Earlier, we would believe a report if it was printed under a well-trusted masthead, or more than one 'reliable' source reported the same thing. That trust has now disappeared, and depending on multiple sources no longer is a guarantee of authenticity. It has now become imperative for each one of us to learn to disbelieve the majority and look for honest voices and reports from specific incorruptible sources to filter out the noise generated by evening television debates. Did we even realise when and how the 9 PM news bulletins gave way to 9 PM cacophonic debates on almost all channels? Earlier many of us disbelieved Doordarshan news because it was Government controlled. Now we disbelieve the private channels as well, for serving corporate and political masters, whether overtly or otherwise.

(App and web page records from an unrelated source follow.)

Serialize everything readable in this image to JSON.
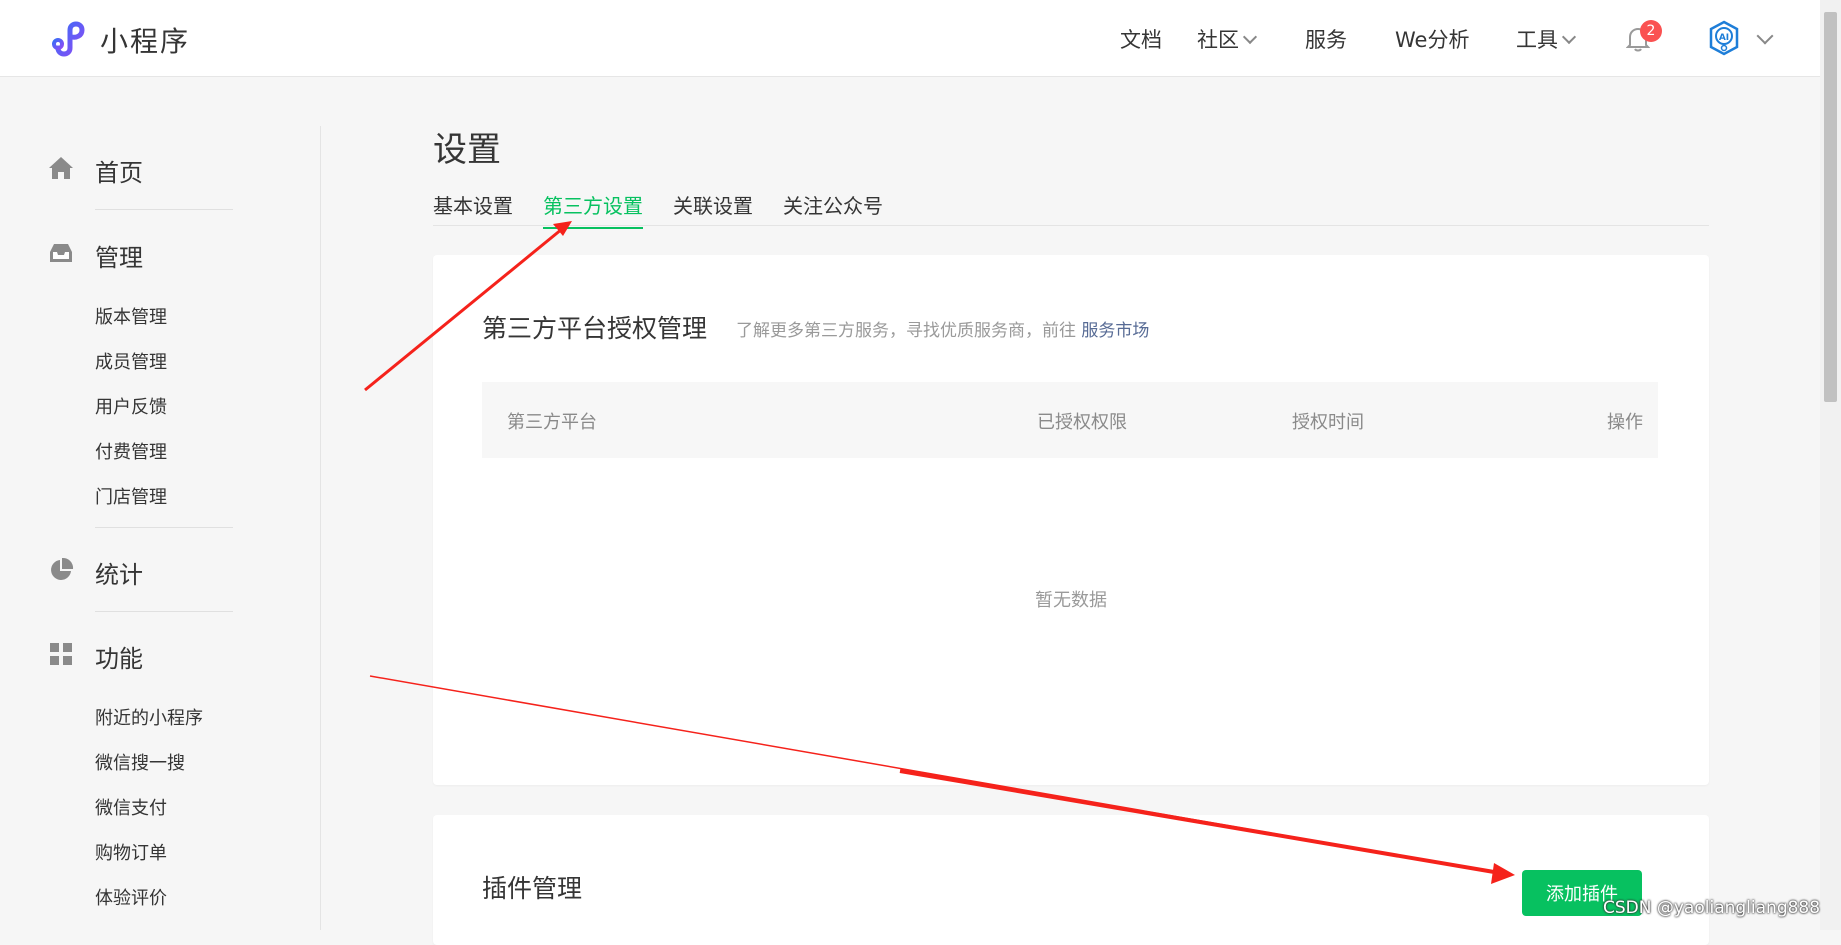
{
  "header": {
    "brand": "小程序",
    "nav": [
      {
        "label": "文档",
        "dropdown": false
      },
      {
        "label": "社区",
        "dropdown": true
      },
      {
        "label": "服务",
        "dropdown": false
      },
      {
        "label": "We分析",
        "dropdown": false
      },
      {
        "label": "工具",
        "dropdown": true
      }
    ],
    "notification_count": "2",
    "avatar_text": "AI"
  },
  "sidebar": {
    "sections": [
      {
        "icon": "home-icon",
        "label": "首页"
      },
      {
        "icon": "inbox-icon",
        "label": "管理",
        "items": [
          "版本管理",
          "成员管理",
          "用户反馈",
          "付费管理",
          "门店管理"
        ]
      },
      {
        "icon": "pie-chart-icon",
        "label": "统计"
      },
      {
        "icon": "grid-icon",
        "label": "功能",
        "items": [
          "附近的小程序",
          "微信搜一搜",
          "微信支付",
          "购物订单",
          "体验评价"
        ]
      }
    ]
  },
  "main": {
    "title": "设置",
    "tabs": [
      "基本设置",
      "第三方设置",
      "关联设置",
      "关注公众号"
    ],
    "active_tab": 1,
    "third_party": {
      "title": "第三方平台授权管理",
      "desc": "了解更多第三方服务，寻找优质服务商，前往",
      "link": "服务市场",
      "columns": [
        "第三方平台",
        "已授权权限",
        "授权时间",
        "操作"
      ],
      "empty": "暂无数据"
    },
    "plugins": {
      "title": "插件管理",
      "add_button": "添加插件"
    }
  },
  "watermark": "CSDN @yaoliangliang888",
  "colors": {
    "accent": "#07c160",
    "link": "#576b95",
    "annotation": "#f5221b",
    "badge": "#fa5151"
  }
}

India today sorely misses the open and questioning journalism that we took for granted till just a decade ago. Unfortunately, the mainstream news media is experiencing its own crisis. They are in a full-blown financial crisis. 24x7 News channels are also dependent on Government spokespersons for running their so-called ‘debates’ at primetime every day. They are also up against a Government of the kind that George Orwell predicted in his book, 1984 – a Big Brother that is implacable and has technology and people to monitor all TV channels, print and online media those who write, speak or even think against them – thought police, as it were. The economics of modern media houses shows that ad revenues are their predominant form of sustenance. Today, advertisers do not blink when they demand their pound of flesh – in the form of toothless journalism where,to borrow a sentence from LK Advani, anchors "crawl when they are asked to bend". The media in turn hide their emptiness with noise – the noise that ‘debates’ have degenerated into, where truth and independence are not even panellists or guests.
Chelameswar, J. eloquently said in his concurring but separate judgment in a recent landmark 9-Judge Constitution Bench decision on the Right to Privacy, the silences of the Constitution, too, are equally important to understand the Constitution. So also, we must be mindful of what is not said as much as focusing on what is said. We must be aware that a major portion of what is called the mainstream media is controlled through direct or indirect ownership or other kinds of influence (like dangling ad revenues) by a few large corporations and political parties and are little better than ongoing propaganda to serve their nefarious purposes. That is the reason that independent media must survive and keep the flag of independent thinking high now, more than ever.
Rajesh is a qualified CA & CWA. He has served as a Director of PricewaterhouseCoopers, a Director of a large urban co-operative bank and Dean of a B-School over the years. He has taught Finance for over 20 years & trained participants from several Companies and B-Schools. He is an educator and a learner (he believes both are inextricably intertwined), and a knowledge product developer. Law Gyani, which he has founded to help Law Students with their exam preparations, and to understand nuances of the law.
Law Gyani’s mission is to make available better, easier-to-use and richer content to the legal community. Our first offering is a Q&A product, aimed at helping LL.B. students to appear for their examinations. While we have begun with answering questions from the last 10 years’ question papers of the Mumbai University’s 3-Year LL.B. course, Law Gyani is committed to expanding the content to cover Q&A on all law papers of most Universities in India.